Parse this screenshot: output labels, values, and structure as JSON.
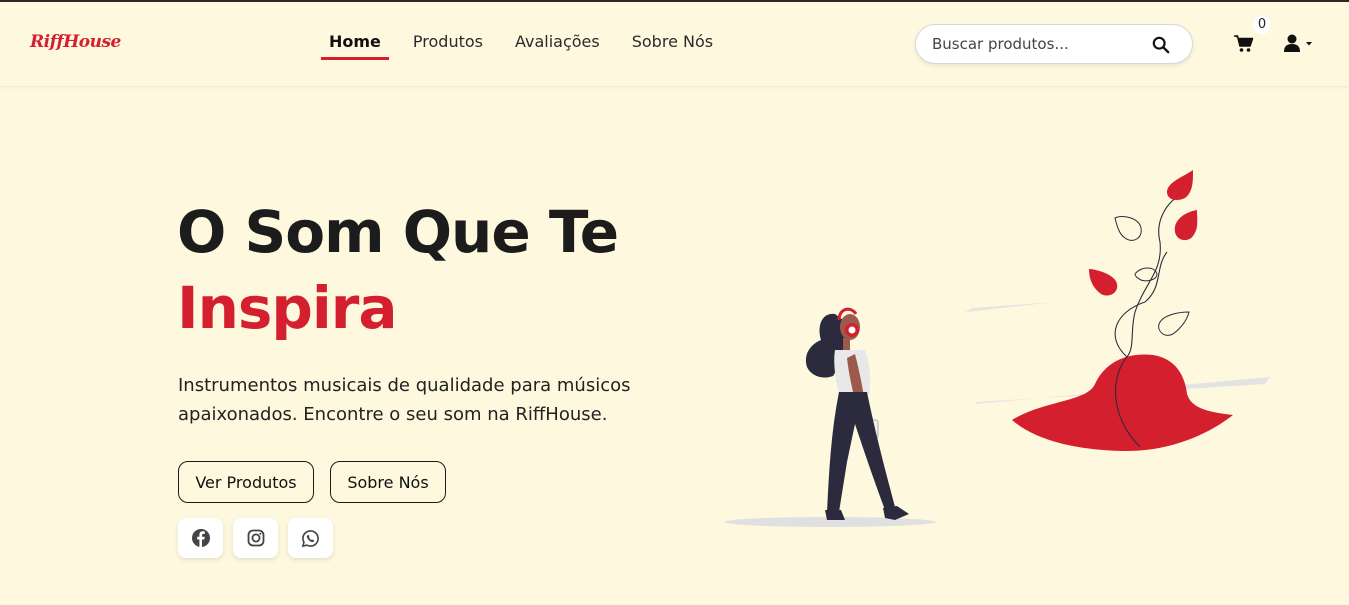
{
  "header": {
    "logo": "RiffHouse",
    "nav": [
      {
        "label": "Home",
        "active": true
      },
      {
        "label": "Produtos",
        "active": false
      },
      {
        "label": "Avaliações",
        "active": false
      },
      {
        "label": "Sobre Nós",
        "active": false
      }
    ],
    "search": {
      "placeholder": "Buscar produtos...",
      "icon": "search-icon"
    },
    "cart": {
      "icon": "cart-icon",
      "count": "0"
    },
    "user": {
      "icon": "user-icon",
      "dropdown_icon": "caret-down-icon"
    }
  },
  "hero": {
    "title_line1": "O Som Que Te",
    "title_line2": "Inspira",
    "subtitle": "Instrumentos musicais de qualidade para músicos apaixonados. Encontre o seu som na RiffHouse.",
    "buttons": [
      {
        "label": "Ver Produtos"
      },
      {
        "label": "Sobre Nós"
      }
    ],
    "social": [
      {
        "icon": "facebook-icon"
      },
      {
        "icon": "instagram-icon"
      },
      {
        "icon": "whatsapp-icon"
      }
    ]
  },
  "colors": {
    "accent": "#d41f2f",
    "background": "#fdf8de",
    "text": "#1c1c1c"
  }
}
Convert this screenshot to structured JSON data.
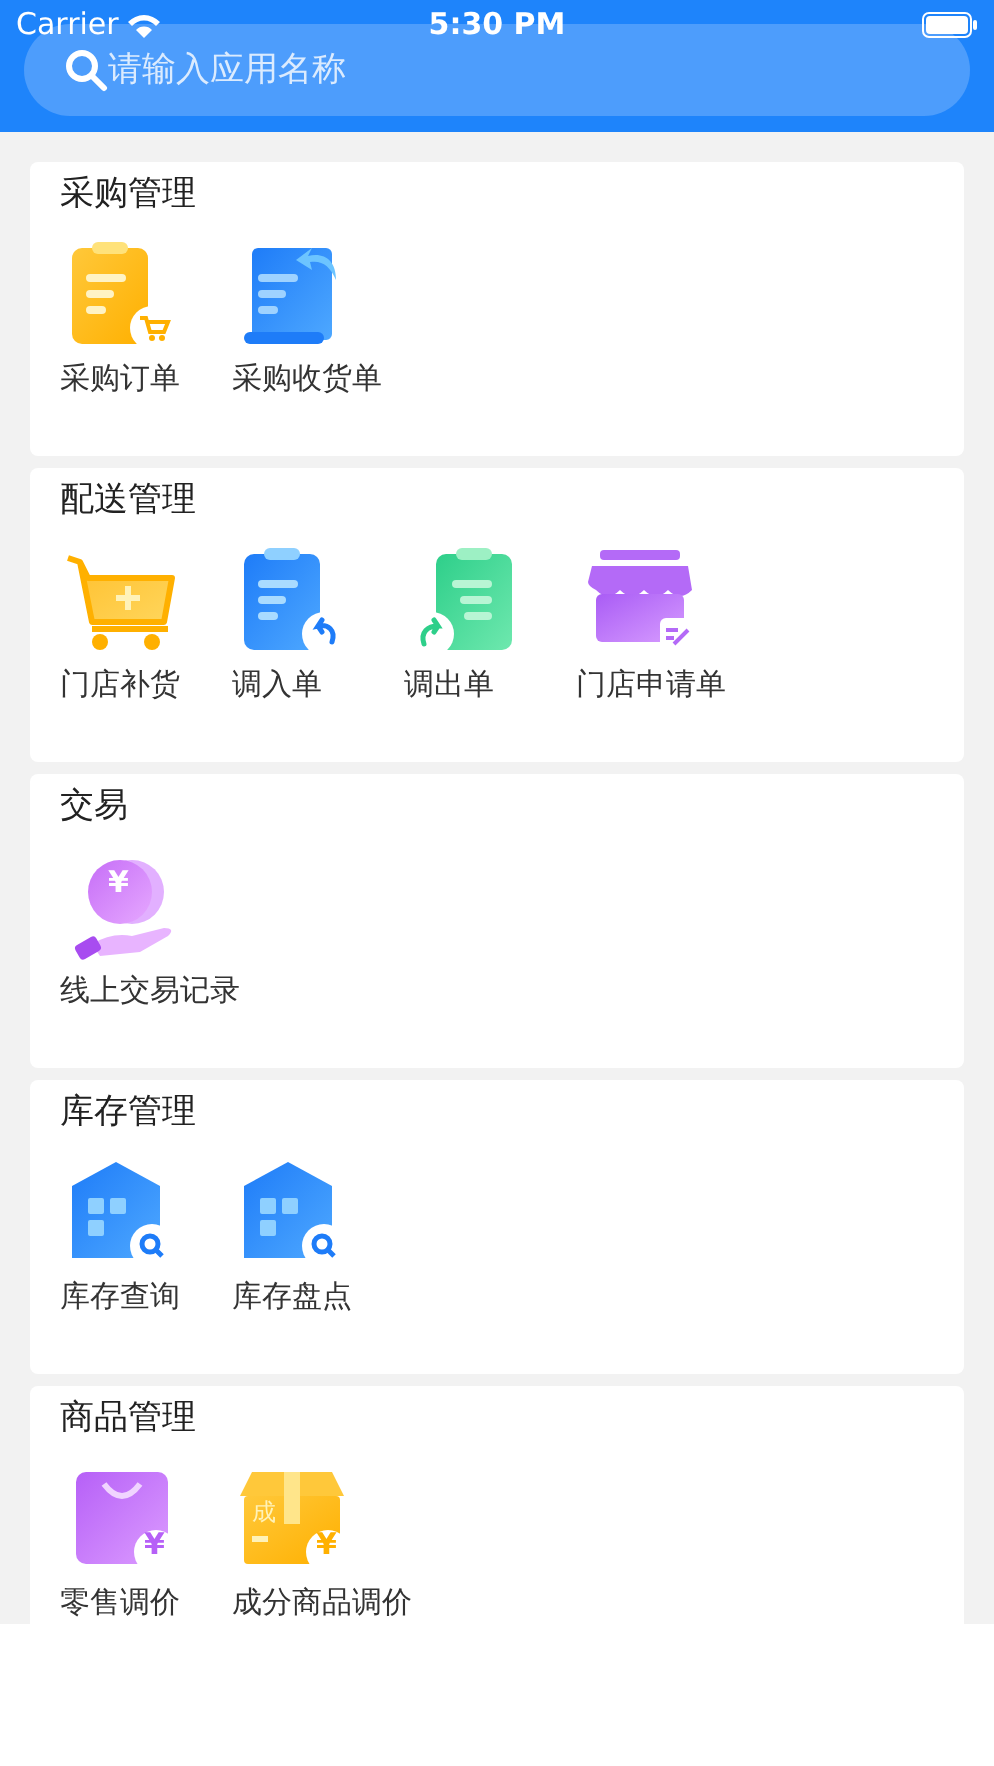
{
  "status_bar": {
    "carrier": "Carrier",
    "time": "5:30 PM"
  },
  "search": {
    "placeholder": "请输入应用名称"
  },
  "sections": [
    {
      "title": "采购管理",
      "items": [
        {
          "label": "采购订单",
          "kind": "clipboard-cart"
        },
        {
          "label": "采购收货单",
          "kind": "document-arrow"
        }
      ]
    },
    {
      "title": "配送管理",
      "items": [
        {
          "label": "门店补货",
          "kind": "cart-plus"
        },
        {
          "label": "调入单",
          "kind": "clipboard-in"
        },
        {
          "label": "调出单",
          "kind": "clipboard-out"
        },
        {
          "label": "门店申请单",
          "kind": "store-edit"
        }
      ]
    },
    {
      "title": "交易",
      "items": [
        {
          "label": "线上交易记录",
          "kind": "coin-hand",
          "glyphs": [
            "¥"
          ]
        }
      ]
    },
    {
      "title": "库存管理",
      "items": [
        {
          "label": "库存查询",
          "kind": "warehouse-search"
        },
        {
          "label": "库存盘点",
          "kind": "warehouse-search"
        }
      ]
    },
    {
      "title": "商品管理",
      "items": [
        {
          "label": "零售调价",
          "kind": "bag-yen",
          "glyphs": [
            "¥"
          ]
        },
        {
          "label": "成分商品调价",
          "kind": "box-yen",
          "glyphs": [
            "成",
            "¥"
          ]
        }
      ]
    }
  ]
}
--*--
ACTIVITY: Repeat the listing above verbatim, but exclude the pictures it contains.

ANSWER SPACE:
Parse this screenshot: output labels, values, and structure as JSON.
{
  "header": {
    "logo": "RiffHouse",
    "nav": [
      {
        "label": "Home",
        "active": true
      },
      {
        "label": "Produtos",
        "active": false
      },
      {
        "label": "Avaliações",
        "active": false
      },
      {
        "label": "Sobre Nós",
        "active": false
      }
    ],
    "search": {
      "placeholder": "Buscar produtos...",
      "icon": "search-icon"
    },
    "cart": {
      "icon": "cart-icon",
      "count": "0"
    },
    "user": {
      "icon": "user-icon",
      "dropdown_icon": "caret-down-icon"
    }
  },
  "hero": {
    "title_line1": "O Som Que Te",
    "title_line2": "Inspira",
    "subtitle": "Instrumentos musicais de qualidade para músicos apaixonados. Encontre o seu som na RiffHouse.",
    "buttons": [
      {
        "label": "Ver Produtos"
      },
      {
        "label": "Sobre Nós"
      }
    ],
    "social": [
      {
        "icon": "facebook-icon"
      },
      {
        "icon": "instagram-icon"
      },
      {
        "icon": "whatsapp-icon"
      }
    ]
  },
  "colors": {
    "accent": "#d41f2f",
    "background": "#fdf8de",
    "text": "#1c1c1c"
  }
}
Convert this screenshot to structured JSON data.
{
  "status_bar": {
    "carrier": "Carrier",
    "time": "5:30 PM"
  },
  "search": {
    "placeholder": "请输入应用名称"
  },
  "sections": [
    {
      "title": "采购管理",
      "items": [
        {
          "label": "采购订单",
          "kind": "clipboard-cart"
        },
        {
          "label": "采购收货单",
          "kind": "document-arrow"
        }
      ]
    },
    {
      "title": "配送管理",
      "items": [
        {
          "label": "门店补货",
          "kind": "cart-plus"
        },
        {
          "label": "调入单",
          "kind": "clipboard-in"
        },
        {
          "label": "调出单",
          "kind": "clipboard-out"
        },
        {
          "label": "门店申请单",
          "kind": "store-edit"
        }
      ]
    },
    {
      "title": "交易",
      "items": [
        {
          "label": "线上交易记录",
          "kind": "coin-hand",
          "glyphs": [
            "¥"
          ]
        }
      ]
    },
    {
      "title": "库存管理",
      "items": [
        {
          "label": "库存查询",
          "kind": "warehouse-search"
        },
        {
          "label": "库存盘点",
          "kind": "warehouse-search"
        }
      ]
    },
    {
      "title": "商品管理",
      "items": [
        {
          "label": "零售调价",
          "kind": "bag-yen",
          "glyphs": [
            "¥"
          ]
        },
        {
          "label": "成分商品调价",
          "kind": "box-yen",
          "glyphs": [
            "成",
            "¥"
          ]
        }
      ]
    }
  ]
}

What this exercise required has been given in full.